*WHAT THIS TASK INVOLVES*:
Find and return every line of the data that contains the word "dist".

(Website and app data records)
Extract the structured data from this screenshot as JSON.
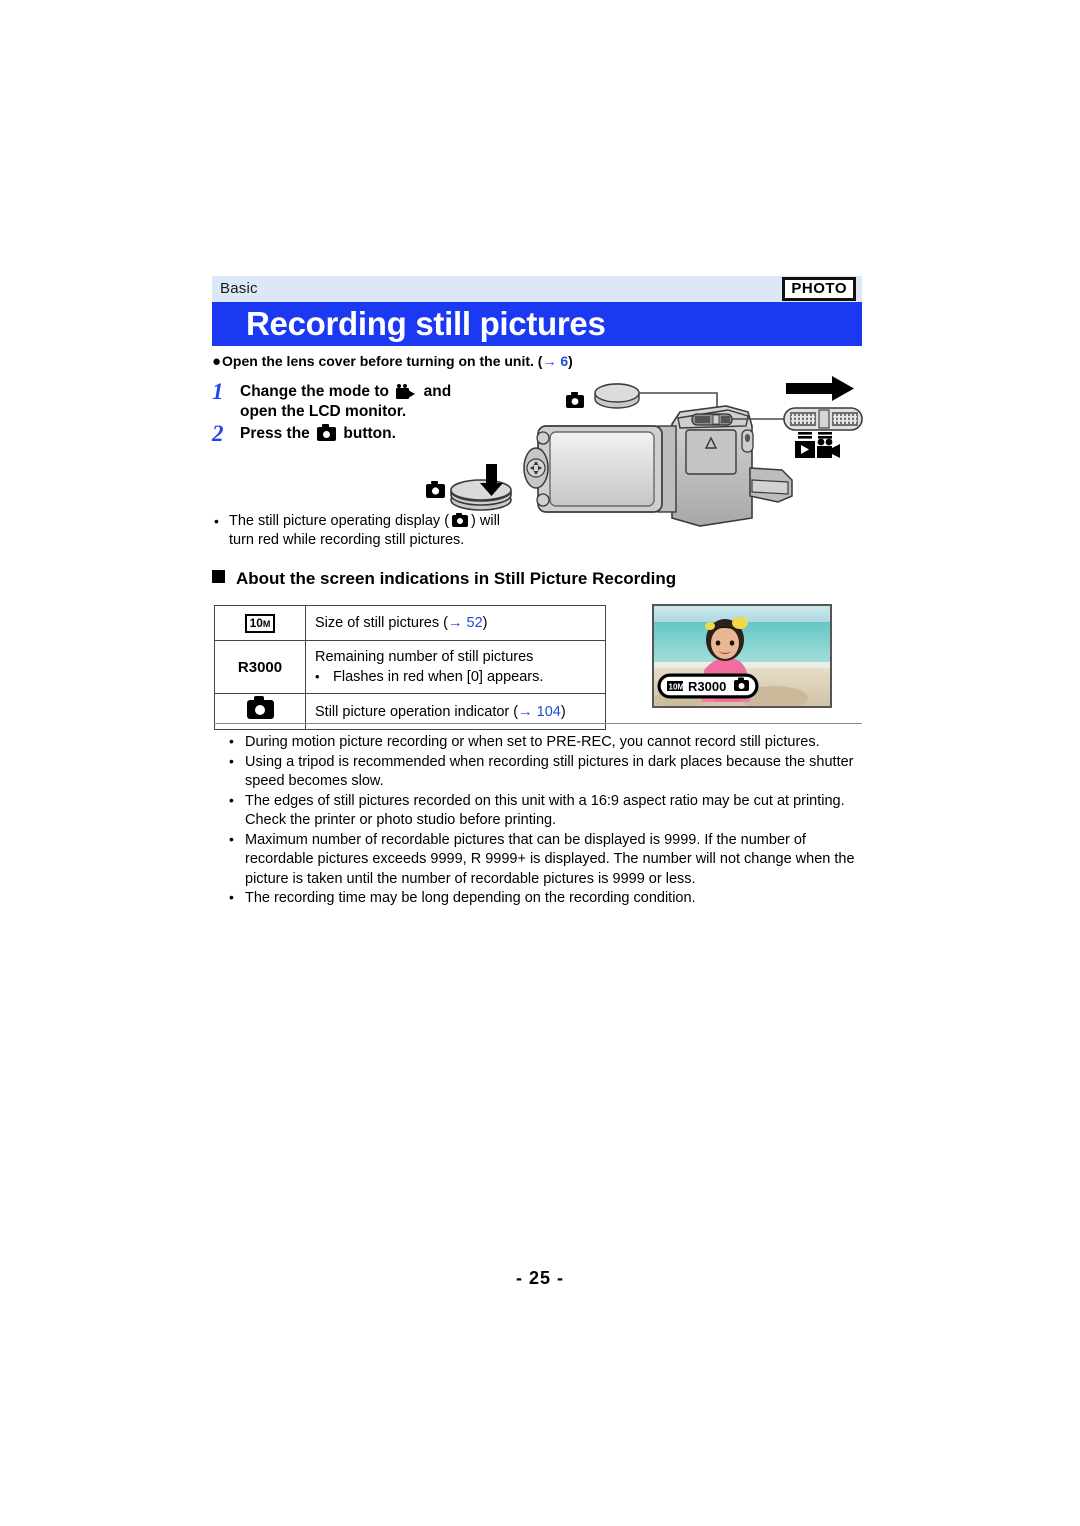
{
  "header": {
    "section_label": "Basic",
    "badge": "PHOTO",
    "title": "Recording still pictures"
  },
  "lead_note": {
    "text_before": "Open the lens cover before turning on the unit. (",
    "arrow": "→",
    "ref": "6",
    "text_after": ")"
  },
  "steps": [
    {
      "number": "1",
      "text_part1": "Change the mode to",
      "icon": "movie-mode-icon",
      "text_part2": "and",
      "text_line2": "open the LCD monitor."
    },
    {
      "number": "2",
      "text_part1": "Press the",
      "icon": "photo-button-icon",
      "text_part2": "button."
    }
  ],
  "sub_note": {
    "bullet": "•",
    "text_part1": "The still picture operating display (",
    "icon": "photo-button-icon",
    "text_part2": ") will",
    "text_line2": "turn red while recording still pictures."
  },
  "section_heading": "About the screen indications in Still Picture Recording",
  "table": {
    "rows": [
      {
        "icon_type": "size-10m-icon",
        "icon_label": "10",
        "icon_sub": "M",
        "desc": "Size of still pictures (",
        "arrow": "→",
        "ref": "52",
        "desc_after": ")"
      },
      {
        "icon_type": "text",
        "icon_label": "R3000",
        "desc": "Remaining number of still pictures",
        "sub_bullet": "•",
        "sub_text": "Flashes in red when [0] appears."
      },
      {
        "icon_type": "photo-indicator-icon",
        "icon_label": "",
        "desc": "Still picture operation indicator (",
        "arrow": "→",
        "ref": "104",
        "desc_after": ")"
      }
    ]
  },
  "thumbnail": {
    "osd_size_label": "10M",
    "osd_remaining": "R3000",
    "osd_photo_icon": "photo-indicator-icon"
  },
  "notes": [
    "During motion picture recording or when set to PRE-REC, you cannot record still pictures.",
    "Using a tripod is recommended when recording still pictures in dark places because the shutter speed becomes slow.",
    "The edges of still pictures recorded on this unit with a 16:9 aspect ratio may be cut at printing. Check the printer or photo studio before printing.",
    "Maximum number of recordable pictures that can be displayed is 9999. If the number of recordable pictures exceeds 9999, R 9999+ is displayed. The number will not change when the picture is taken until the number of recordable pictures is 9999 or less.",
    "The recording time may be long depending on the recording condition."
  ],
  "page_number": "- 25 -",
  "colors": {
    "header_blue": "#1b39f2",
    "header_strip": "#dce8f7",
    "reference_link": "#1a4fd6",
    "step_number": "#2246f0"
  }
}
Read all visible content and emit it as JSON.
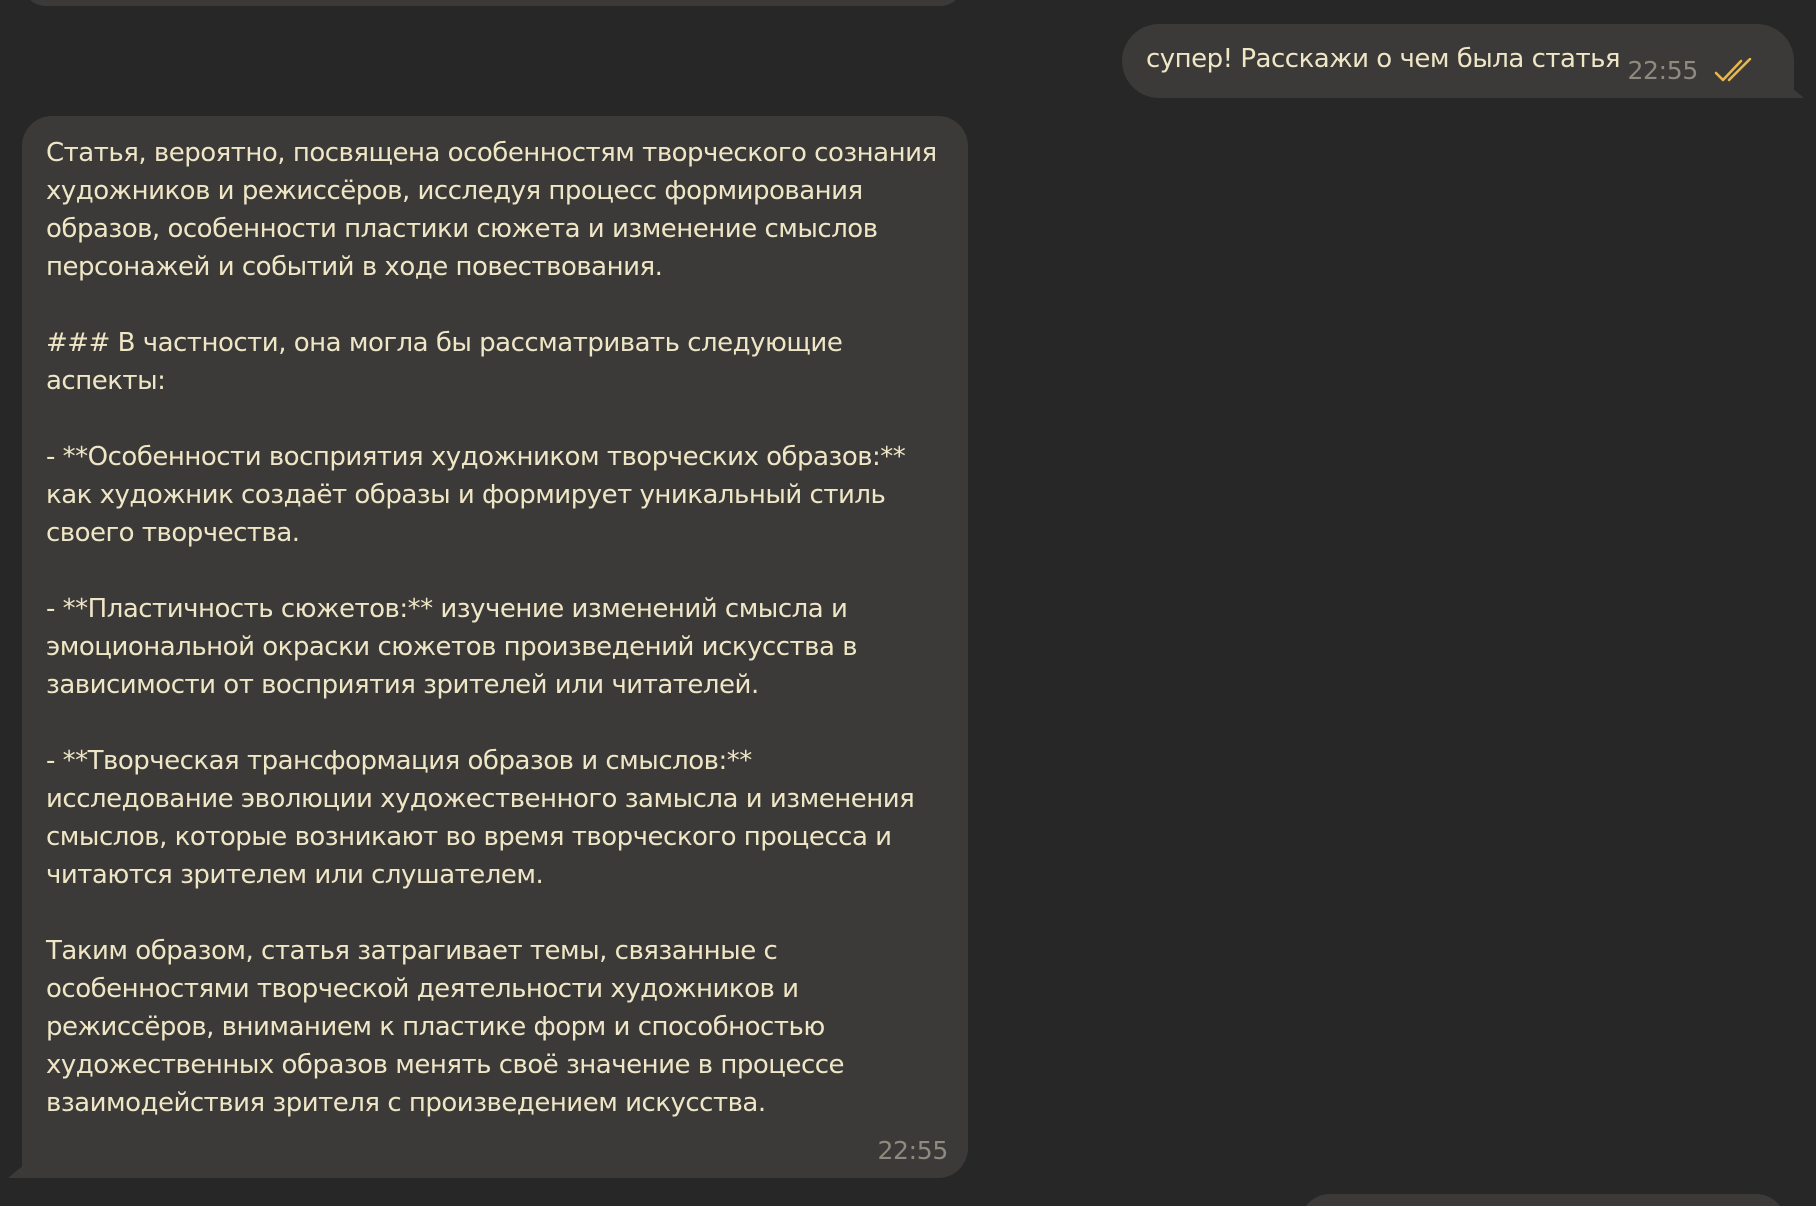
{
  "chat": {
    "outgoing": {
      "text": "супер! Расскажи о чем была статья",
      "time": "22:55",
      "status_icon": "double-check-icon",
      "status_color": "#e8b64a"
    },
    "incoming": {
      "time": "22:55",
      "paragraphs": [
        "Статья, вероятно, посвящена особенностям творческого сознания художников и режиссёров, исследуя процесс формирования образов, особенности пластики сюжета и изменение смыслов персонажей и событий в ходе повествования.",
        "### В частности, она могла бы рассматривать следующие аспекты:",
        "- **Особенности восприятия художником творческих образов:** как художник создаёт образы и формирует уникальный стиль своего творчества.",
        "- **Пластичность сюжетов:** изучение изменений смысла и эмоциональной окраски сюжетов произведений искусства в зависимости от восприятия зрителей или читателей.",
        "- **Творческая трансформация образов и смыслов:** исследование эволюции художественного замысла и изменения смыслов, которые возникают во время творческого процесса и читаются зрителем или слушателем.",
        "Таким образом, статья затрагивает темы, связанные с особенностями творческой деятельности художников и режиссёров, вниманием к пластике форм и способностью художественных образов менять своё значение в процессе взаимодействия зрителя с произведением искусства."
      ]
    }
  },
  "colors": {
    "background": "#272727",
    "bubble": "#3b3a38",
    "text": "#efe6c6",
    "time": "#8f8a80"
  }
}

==

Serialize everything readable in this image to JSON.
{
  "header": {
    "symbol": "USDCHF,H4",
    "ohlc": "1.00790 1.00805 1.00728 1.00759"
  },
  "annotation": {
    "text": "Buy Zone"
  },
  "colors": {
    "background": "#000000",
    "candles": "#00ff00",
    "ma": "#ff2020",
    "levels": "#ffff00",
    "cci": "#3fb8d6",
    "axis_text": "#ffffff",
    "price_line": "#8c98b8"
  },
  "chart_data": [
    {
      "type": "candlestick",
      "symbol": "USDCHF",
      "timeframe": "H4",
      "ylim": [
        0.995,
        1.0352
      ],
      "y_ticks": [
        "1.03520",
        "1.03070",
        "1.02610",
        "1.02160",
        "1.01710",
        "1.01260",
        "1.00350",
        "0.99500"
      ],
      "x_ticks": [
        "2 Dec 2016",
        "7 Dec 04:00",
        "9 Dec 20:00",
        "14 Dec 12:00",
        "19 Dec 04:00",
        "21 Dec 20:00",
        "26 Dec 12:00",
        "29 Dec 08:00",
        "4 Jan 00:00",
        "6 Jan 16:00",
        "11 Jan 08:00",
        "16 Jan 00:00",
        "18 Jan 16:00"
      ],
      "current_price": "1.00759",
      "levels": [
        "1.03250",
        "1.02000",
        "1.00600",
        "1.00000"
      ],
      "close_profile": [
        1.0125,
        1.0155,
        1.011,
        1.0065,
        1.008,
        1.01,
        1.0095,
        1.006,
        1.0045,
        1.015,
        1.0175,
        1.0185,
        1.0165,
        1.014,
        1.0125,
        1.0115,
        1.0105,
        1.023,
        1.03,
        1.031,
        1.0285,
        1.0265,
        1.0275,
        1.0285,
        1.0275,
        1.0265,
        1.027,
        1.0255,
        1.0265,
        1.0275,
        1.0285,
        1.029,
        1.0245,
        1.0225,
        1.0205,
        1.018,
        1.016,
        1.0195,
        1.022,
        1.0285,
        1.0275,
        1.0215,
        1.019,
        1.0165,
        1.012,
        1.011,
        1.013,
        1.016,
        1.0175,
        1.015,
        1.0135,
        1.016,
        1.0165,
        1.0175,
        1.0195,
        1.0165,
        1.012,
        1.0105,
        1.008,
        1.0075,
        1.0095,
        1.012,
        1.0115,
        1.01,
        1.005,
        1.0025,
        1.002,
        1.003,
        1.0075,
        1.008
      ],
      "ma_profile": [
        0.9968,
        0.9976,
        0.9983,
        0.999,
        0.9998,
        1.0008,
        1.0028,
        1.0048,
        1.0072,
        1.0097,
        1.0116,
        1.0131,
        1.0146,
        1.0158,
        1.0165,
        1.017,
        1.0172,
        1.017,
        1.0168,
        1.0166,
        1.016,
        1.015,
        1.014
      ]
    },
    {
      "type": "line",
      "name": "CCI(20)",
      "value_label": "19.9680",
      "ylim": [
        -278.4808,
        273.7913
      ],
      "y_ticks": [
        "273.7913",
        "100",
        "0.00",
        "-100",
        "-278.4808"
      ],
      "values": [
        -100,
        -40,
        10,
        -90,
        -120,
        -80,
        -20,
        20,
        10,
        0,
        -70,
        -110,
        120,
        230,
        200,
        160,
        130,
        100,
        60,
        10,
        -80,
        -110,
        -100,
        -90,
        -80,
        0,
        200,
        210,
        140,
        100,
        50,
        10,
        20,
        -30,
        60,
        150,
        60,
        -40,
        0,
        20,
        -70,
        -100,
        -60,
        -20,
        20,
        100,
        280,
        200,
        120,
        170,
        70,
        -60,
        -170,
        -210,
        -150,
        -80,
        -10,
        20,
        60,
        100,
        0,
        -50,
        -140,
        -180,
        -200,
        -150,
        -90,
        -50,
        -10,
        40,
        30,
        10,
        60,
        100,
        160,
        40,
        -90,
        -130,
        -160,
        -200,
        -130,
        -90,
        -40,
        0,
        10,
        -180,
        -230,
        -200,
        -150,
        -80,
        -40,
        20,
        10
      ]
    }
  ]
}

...

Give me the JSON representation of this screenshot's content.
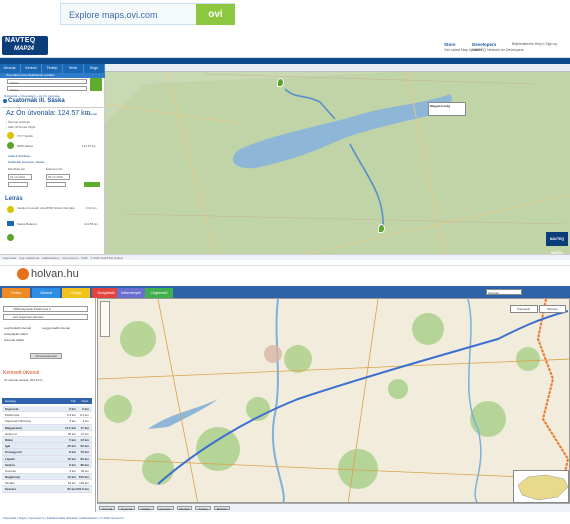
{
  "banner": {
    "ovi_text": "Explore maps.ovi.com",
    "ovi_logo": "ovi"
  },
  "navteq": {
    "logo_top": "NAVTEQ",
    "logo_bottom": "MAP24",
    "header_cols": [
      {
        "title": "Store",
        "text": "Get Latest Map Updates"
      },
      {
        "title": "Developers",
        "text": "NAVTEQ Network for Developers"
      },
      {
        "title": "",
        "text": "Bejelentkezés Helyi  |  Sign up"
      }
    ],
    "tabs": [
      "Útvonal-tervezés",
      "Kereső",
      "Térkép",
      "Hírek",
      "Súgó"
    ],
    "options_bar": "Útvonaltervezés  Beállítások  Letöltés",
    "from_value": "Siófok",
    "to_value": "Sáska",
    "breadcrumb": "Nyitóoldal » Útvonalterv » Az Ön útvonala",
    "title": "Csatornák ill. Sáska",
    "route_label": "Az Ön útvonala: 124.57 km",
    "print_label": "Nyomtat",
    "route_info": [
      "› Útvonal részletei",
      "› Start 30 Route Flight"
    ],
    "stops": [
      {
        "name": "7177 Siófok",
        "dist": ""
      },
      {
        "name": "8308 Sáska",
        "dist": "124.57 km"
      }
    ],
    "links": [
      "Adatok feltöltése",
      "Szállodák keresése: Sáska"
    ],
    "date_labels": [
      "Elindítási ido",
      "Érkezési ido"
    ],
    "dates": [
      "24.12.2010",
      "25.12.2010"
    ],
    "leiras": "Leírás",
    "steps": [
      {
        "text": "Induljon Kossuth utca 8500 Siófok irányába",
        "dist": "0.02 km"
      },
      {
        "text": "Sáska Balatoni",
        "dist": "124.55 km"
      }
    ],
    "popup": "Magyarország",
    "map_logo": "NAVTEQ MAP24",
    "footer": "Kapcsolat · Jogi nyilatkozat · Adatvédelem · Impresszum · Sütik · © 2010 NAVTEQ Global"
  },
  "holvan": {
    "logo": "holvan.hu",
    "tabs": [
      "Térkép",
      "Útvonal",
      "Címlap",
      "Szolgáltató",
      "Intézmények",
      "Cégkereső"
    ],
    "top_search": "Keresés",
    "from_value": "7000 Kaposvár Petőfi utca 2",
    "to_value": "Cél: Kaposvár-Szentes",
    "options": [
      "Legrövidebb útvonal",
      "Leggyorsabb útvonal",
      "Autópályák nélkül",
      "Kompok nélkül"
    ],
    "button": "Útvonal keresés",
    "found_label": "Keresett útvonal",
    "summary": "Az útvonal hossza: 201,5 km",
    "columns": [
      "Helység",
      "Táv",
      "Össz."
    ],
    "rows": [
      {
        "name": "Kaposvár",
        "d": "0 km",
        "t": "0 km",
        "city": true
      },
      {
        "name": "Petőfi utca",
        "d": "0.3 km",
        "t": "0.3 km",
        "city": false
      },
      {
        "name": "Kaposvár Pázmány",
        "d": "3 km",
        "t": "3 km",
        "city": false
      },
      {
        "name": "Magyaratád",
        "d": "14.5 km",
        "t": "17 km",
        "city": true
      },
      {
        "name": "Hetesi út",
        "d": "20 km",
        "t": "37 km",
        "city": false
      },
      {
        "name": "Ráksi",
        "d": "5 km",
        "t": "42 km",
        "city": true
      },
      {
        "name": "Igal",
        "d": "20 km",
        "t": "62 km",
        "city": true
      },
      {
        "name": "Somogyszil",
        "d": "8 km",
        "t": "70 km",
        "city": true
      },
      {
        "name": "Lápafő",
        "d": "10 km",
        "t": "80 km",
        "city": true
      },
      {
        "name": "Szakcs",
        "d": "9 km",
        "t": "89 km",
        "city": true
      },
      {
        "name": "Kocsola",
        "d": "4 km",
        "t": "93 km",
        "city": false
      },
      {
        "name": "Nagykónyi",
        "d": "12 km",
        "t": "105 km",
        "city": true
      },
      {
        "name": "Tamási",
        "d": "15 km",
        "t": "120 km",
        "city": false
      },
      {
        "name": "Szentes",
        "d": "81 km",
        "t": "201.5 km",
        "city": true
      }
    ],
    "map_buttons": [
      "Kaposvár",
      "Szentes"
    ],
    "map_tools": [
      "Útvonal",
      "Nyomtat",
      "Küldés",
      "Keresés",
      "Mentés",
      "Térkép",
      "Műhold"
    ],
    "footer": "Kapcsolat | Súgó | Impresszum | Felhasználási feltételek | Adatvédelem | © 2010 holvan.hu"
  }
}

*SOLVED PROBLEM*:
        "dist": ""
        "dist": "124.57 km"
        "dist": "0.02 km"
        "dist": "124.55 km"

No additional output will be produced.